Introduction to Cybernetics (1957)

Growing up as a fan of SciFi, I could not tell you when exactly I heard the term Cybernetics.  It was not an unfamiliar term the first time I saw Picard get assimilated by the Borg.  So when I came across this post on Hacker News today to a PDF of the book Introduction to Cybernetics by W. Ross Ashby and saw the copyright date of 1957 my mind kind of boggled.

From the Preface:
Many workers in the biological sciences—physiologists, psychologists, sociologists—are interested in cybernetics and would like to apply its methods and techniques to their own speciality. Many have, however, been prevented from taking up the subject by an impression that its use must be preceded by a long study of electronics and advanced pure mathematics; for they have formed the impression that cybernetics and these subjects are inseparable.
And in the first chapter he begins with:
Cybernetics was defined by Wiener as “the science of control and communication, in the animal and the machine”—in a word, as the art of steermanship, and it is to this aspect that the book will be addressed. Co-ordination, regulation and control will be its themes, for these are of the greatest biological and practical interest.
It was interesting to read through and see in-depth discussion on the nature of cybernetics without the filter of almost six decades of science and science fiction.

You can read the full PDF of the book here:


Chrome: Remove Most Visited From New Tab (revert it back)

The other day when I hit Ctrl-T in Chrome I was greeted with a new page that actually reminded me more of a poorly designed web site from the 1990s than the sleekness that I usually associate with Google's browser.

And judging by the sheer number of posts from unhappy users, I knew I was not alone in my dislike of having my most recent web sites showing up on a newly tabbed page.

Thankfully, though, one helpful user posted how to revert your new tabs back to how they looked before (without having to use the often mentioned New Tabs Redirect extension).


An example of what a flexible display could look like

There has been more talk lately regarding research and possible uses of flexible displays, and while watching a recent episode of A Certain Scientific Railgun S, one of the characters pulled out such a display from the side of her rather small cell phone.


How do you find your old Google+ Posts?

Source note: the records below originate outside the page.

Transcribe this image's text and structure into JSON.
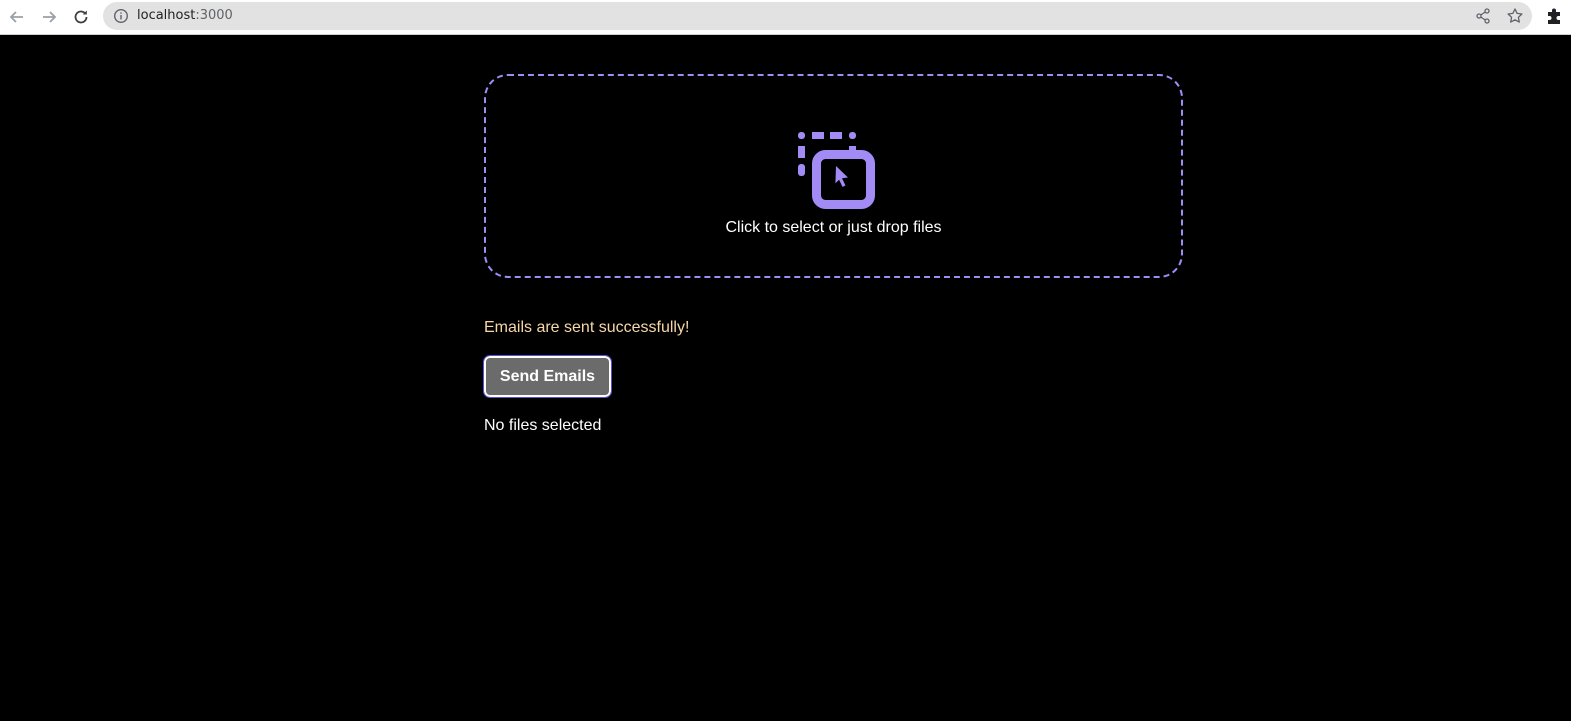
{
  "browser": {
    "url_host": "localhost",
    "url_port": ":3000",
    "icons": {
      "back": "arrow-left-icon",
      "forward": "arrow-right-icon",
      "reload": "reload-icon",
      "info": "info-icon",
      "share": "share-icon",
      "bookmark": "star-icon",
      "extensions": "puzzle-icon"
    }
  },
  "dropzone": {
    "label": "Click to select or just drop files",
    "icon": "select-window-cursor-icon",
    "accent_color": "#a28bf5"
  },
  "status": {
    "message": "Emails are sent successfully!",
    "color": "#f7d7a8"
  },
  "actions": {
    "send_label": "Send Emails"
  },
  "files": {
    "status_text": "No files selected"
  },
  "colors": {
    "background": "#000000",
    "button_bg": "#6b6b6b"
  }
}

Odds are you have been in a conversation, composing an email, or watching a show and you suddenly remembered you had posted about it recently.  Or a month or a year ago.

You could, with plenty of diligence and scrolling of your mouse wheel, go through all of your posts until you find the information you were looking for.  And hope that your eyes do not glaze over and you miss the article you were trying to find.

Thankfully finding a specific post you made can be done with a few clicks right within Google+.


Visualizing the Numbers: What Do The Odds of 10^40,000 to 1 Look Like?

Recently I was fortunate enough to find a copy of Michael Talbot's book Beyond the Quantum at a used book store.  If he sounds familiar, that is because is the author of the popular book The Holographic Universe.

In reading Beyond the Quantum, written in 1986, you can see the foundation for many of his ideas that later became incorporated and expanded upon in his Holographic book (which came out in 1991, just one year before his tragic death).  He explores theories by David Bohm, Paul Davies, Richard Feynman, and many others in a quest to understand the world around us which tends to get a bit wonky when entering the world of Quantum Physics.

Toward the end of the book there were a couple of statistics that I found interesting.  The first was in regards to gravity by Cambridge astrophysist Brandon Carter: